Repeat the entries below exactly, pictures excluded.

App and web page records
┄┄┄┄┄┄┄┄┄┄┄┄┄┄┄┄┄┄┄┄

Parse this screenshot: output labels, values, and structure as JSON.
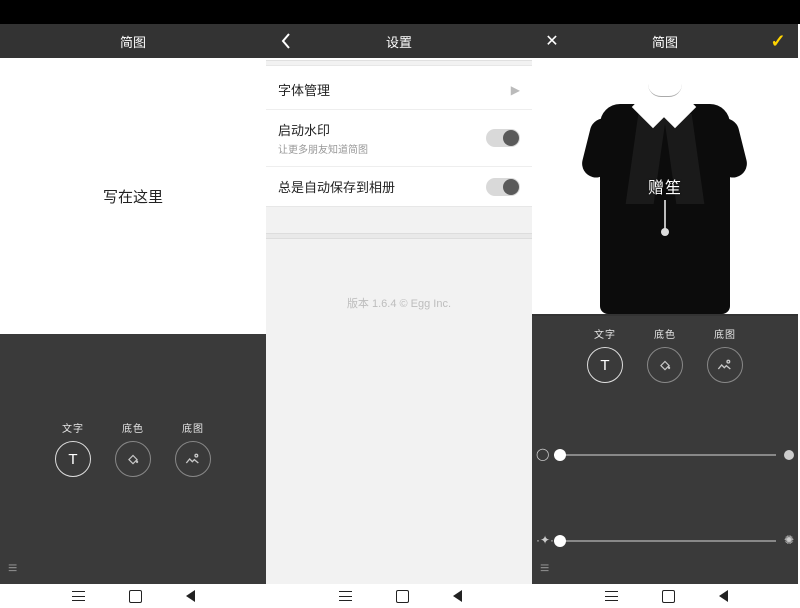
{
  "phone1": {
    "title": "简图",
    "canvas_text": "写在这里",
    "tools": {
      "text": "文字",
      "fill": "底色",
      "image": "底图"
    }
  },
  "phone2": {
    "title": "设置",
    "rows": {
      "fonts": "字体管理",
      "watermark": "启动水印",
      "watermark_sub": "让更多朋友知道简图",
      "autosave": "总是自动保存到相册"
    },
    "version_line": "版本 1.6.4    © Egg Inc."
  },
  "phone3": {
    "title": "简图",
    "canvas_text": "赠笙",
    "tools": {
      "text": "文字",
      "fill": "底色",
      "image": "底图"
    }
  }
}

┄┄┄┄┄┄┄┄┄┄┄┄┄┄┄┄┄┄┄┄

§ RESULT
Parse this screenshot: output labels, values, and structure as JSON.
{
  "phone1": {
    "title": "简图",
    "canvas_text": "写在这里",
    "tools": {
      "text": "文字",
      "fill": "底色",
      "image": "底图"
    }
  },
  "phone2": {
    "title": "设置",
    "rows": {
      "fonts": "字体管理",
      "watermark": "启动水印",
      "watermark_sub": "让更多朋友知道简图",
      "autosave": "总是自动保存到相册"
    },
    "version_line": "版本 1.6.4    © Egg Inc."
  },
  "phone3": {
    "title": "简图",
    "canvas_text": "赠笙",
    "tools": {
      "text": "文字",
      "fill": "底色",
      "image": "底图"
    }
  }
}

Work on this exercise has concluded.